What To Do After a Painful Job Loss
I’ve been spending the last few weeks in conversations with people who were suddenly let go by an employer they loved. Some of these individuals had spent most of their professional life in service to this institution. Many felt great loyalty to their employer and a set of values and ideals that they had embodied, and went far beyond an organizational culture document. Then suddenly, and without warning, they were let go. On the way out they were instructed that some severance was possible if they very quickly signed documents and went away quietly.
If you have loved anything or anyone in your life before and then been betrayed by it or them you know how they might be feeling. If not, congratulations for making it through less scathed than most. In this kind of situation most find themselves a combination of anger, hurt, disappointment, burnt out and confusion. Simultaneously, a good number were feeling the anxiety that comes with meeting financial obligations and insurance needs for themselves and their family.
So, what do you do when suddenly the job you loved is no longer yours and the employer you thought of so highly spurns you?
I would start by considering these three questions:
How quickly do you need a next job, financially?
How quickly do you need to bring in a regular paycheck? If you don’t have savings or family to rely upon to help you in this moment you may not be in the position to process all of the emotion that you are feeling. What is the amount you need to bring inmonthly to meet your financial obligations? If the savings, unemployment and severance or unemployment can’t cover rent and food for your household it may make the rest of the considerations moot.
How emotionally raw are you feeling as you consider what to do next?

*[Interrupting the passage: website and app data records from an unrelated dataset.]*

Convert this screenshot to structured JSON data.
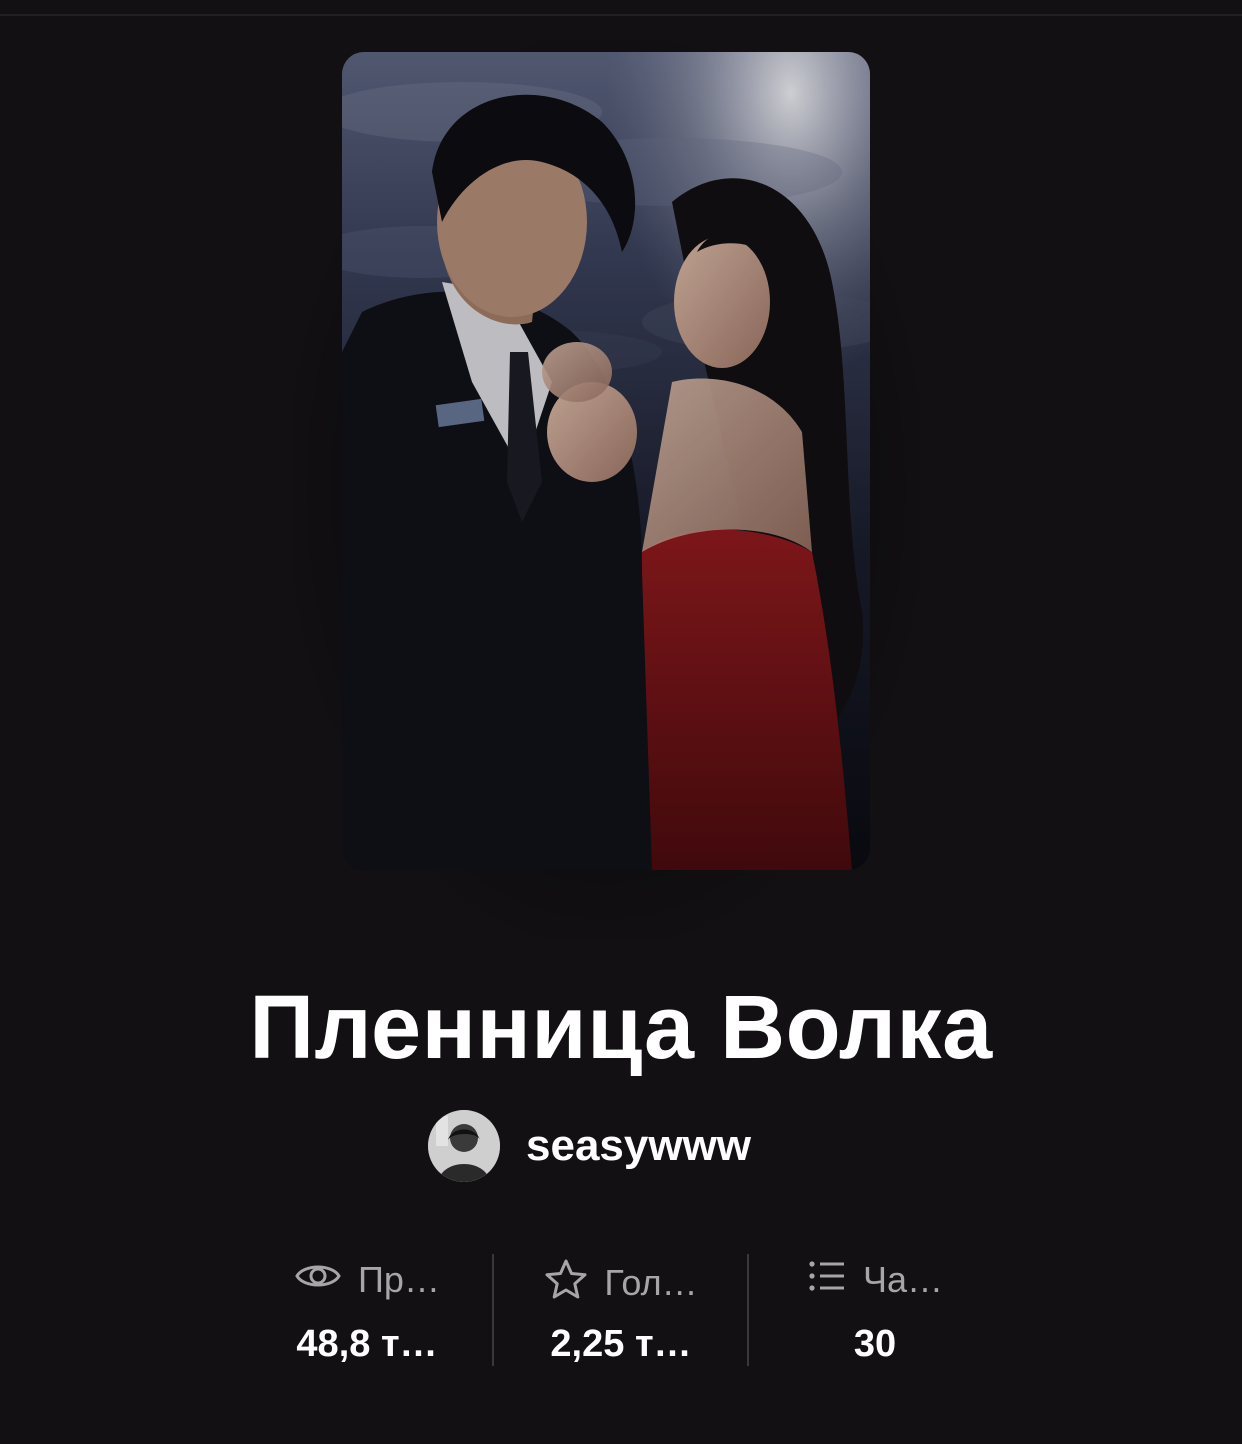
{
  "story": {
    "title": "Пленница Волка",
    "author": "seasywww"
  },
  "stats": [
    {
      "icon": "eye-icon",
      "label": "Пр…",
      "value": "48,8 т…"
    },
    {
      "icon": "star-icon",
      "label": "Гол…",
      "value": "2,25 т…"
    },
    {
      "icon": "list-icon",
      "label": "Ча…",
      "value": "30"
    }
  ],
  "colors": {
    "background": "#121013",
    "text_primary": "#ffffff",
    "text_secondary": "#a7a5aa",
    "divider": "#3a383d"
  }
}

Even if your money situation affords you some space to not need to bridge the loss of a salary you may be feeling a bit bewildered by all that’s happened to you. That’s actually pretty typical. Many people don’t think they have had enough time to process what just happened and to consider what work should be next? That makes sense too. It can take a little time for the emotional volatility of that moment to settle down a bit and the pain to be a bit in the rearview before you can actively start looking ahead. You might want to simply give yourself permission to not consider work for a few weeks so you can get back to some emotional equilibrium. That is easier said than done, of course. But it is worth considering.
Now, if you are ready to venture forward given the two previous questions there are a set of questions that you should start asking yourself.
Do I want to continue working in the role I had?
In the industry I was in?
If so, will my current skills allow that to happen?
If not, how do I get the help to figure out what I should do next?
Is this a moment where I might want to consider pursuing a side hustle or hobby and make it my primary work?
Do I want to consider taking on consulting work that might allow me to pay my bills and buy me more time to consider my options?
I’ve known several entrepreneurs who tell me they wouldn’t have got their businesses started if it weren’t for the end of a professional relationship on difficult terms. Worth considering: Was this the involuntary push you needed to get things together for yourself?
If you’re looking for another job, ask yourself: what do I expect from my next employer? Do I want to have the same relationship? Can I have that kind of trust again? What were the things that you can look back on in hindsight that were problematic. There is always something that can be improved.
Tending to Feelings of Uncertainty
Some of the people I spoke with, often the ones with the most impressive resumes, were concerned that this could be the start of a downward spiral. If you get to this place, engage someone else you know and trust in a conversation about your unique set of skills and talents. You’re going to get through this!
Beware a tendency towards excessive nostalgia
It’s easy to look back on your former job as though every single day was exciting and motivating. It is perfectly normal to grieve for a bit. Nonetheless, keep near those positive and hopeful forces in your life who tend to help you when you wallow for too long. This wasn’t necessarily about you. All too often job security is beyond your control.
This is also a very good time to ask yourself how much of your sense of self-worth and value you draw from work. Is it time to take up meditation, or to invest a little more energy in your life outside work? Perhaps not, but remember: You’re free to choose.
One warning, you may encounter some people who tell you that you were lucky to have a job you loved, and that you shouldn’t expect to have one like that again. Perhaps they, themselves, have never loved their jobs, so you should suck it up and feel fortunate to have enjoyed it for as long as you did. I think these people are well intentioned, but suffer from a poor sense of timing.
I don’t agree with them, of course. You have so many choices before you. Just make those decisions when you are clear-headed and supported.
—Russ Finkelstein [linkedin.com] is the opposite of your High School Guidance Counselor. A career coach, social entrepreneur, and advisor to founders, he is currently the Director of Coaching with the Roddenberry Fellowship, Coach-in-Residence with StartingBloc Fellowship, and a Co-Founder of Title8 a Legal Marketplace. He was a founder of the noted careers website Idealist.org and was chosen as a Generation Z Influencer by LinkedIn.